What the task requires |
Copy every entry below exactly, and keep out the pictures.

Data |

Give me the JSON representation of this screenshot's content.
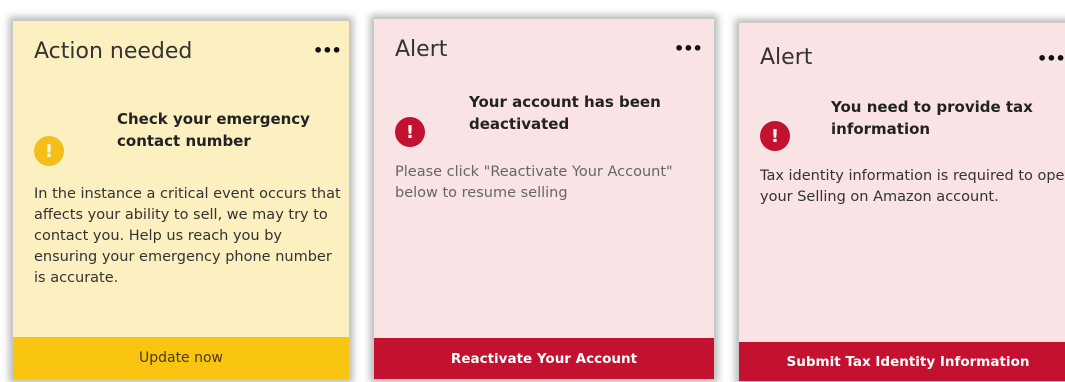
{
  "cards": [
    {
      "title": "Action needed",
      "menu_icon": "•••",
      "status_glyph": "!",
      "headline": "Check your emergency contact number",
      "body": "In the instance a critical event occurs that affects your ability to sell, we may try to contact you. Help us reach you by ensuring your emergency phone number is accurate.",
      "button_label": "Update now"
    },
    {
      "title": "Alert",
      "menu_icon": "•••",
      "status_glyph": "!",
      "headline": "Your account has been deactivated",
      "body": "Please click \"Reactivate Your Account\" below to resume selling",
      "button_label": "Reactivate Your Account"
    },
    {
      "title": "Alert",
      "menu_icon": "•••",
      "status_glyph": "!",
      "headline": "You need to provide tax information",
      "body": "Tax identity information is required to open your Selling on Amazon account.",
      "button_label": "Submit Tax Identity Information"
    }
  ],
  "colors": {
    "warning_background": "#fcefc0",
    "warning_accent": "#f5be18",
    "warning_button": "#f9c510",
    "alert_background": "#f9e3e4",
    "alert_accent": "#c4112f"
  }
}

Response |
Give me the JSON representation of this screenshot's content.
{
  "cards": [
    {
      "title": "Action needed",
      "menu_icon": "•••",
      "status_glyph": "!",
      "headline": "Check your emergency contact number",
      "body": "In the instance a critical event occurs that affects your ability to sell, we may try to contact you. Help us reach you by ensuring your emergency phone number is accurate.",
      "button_label": "Update now"
    },
    {
      "title": "Alert",
      "menu_icon": "•••",
      "status_glyph": "!",
      "headline": "Your account has been deactivated",
      "body": "Please click \"Reactivate Your Account\" below to resume selling",
      "button_label": "Reactivate Your Account"
    },
    {
      "title": "Alert",
      "menu_icon": "•••",
      "status_glyph": "!",
      "headline": "You need to provide tax information",
      "body": "Tax identity information is required to open your Selling on Amazon account.",
      "button_label": "Submit Tax Identity Information"
    }
  ],
  "colors": {
    "warning_background": "#fcefc0",
    "warning_accent": "#f5be18",
    "warning_button": "#f9c510",
    "alert_background": "#f9e3e4",
    "alert_accent": "#c4112f"
  }
}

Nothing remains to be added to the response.